■ ASSIGNMENT
Work through the entries below line by line and give the number of lines with the string "icon", nothing else.

■ THE RECORDS
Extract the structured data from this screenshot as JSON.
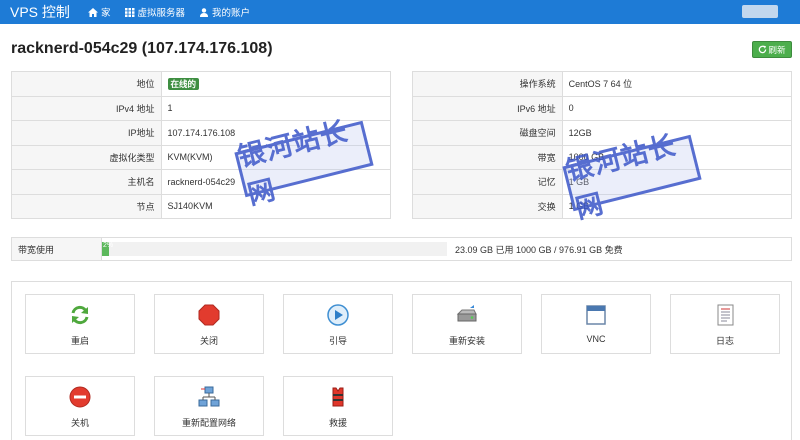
{
  "navbar": {
    "brand": "VPS 控制",
    "items": [
      {
        "label": "家",
        "icon": "home-icon"
      },
      {
        "label": "虚拟服务器",
        "icon": "grid-icon"
      },
      {
        "label": "我的账户",
        "icon": "user-icon"
      }
    ]
  },
  "header": {
    "title": "racknerd-054c29 (107.174.176.108)",
    "refresh_label": "刷新"
  },
  "info_left": [
    {
      "key": "地位",
      "value": "在线的"
    },
    {
      "key": "IPv4 地址",
      "value": "1"
    },
    {
      "key": "IP地址",
      "value": "107.174.176.108"
    },
    {
      "key": "虚拟化类型",
      "value": "KVM(KVM)"
    },
    {
      "key": "主机名",
      "value": "racknerd-054c29"
    },
    {
      "key": "节点",
      "value": "SJ140KVM"
    }
  ],
  "info_right": [
    {
      "key": "操作系统",
      "value": "CentOS 7 64 位"
    },
    {
      "key": "IPv6 地址",
      "value": "0"
    },
    {
      "key": "磁盘空间",
      "value": "12GB"
    },
    {
      "key": "带宽",
      "value": "1000 GB"
    },
    {
      "key": "记忆",
      "value": "1 GB"
    },
    {
      "key": "交换",
      "value": "1 GB"
    }
  ],
  "bandwidth": {
    "label": "带宽使用",
    "percent_label": "2%",
    "percent": 2,
    "text": "23.09 GB 已用 1000 GB / 976.91 GB 免费"
  },
  "actions": [
    {
      "label": "重启",
      "icon": "reboot-icon"
    },
    {
      "label": "关闭",
      "icon": "shutdown-icon"
    },
    {
      "label": "引导",
      "icon": "boot-icon"
    },
    {
      "label": "重新安装",
      "icon": "reinstall-icon"
    },
    {
      "label": "VNC",
      "icon": "vnc-icon"
    },
    {
      "label": "日志",
      "icon": "log-icon"
    },
    {
      "label": "关机",
      "icon": "poweroff-icon"
    },
    {
      "label": "重新配置网络",
      "icon": "network-icon"
    },
    {
      "label": "救援",
      "icon": "rescue-icon"
    }
  ],
  "watermark": "银河站长网",
  "colors": {
    "navbar": "#1e7bd6",
    "success": "#4cae4c",
    "watermark": "#3a55c8"
  }
}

■ SOLUTION TO THIS EXERCISE
12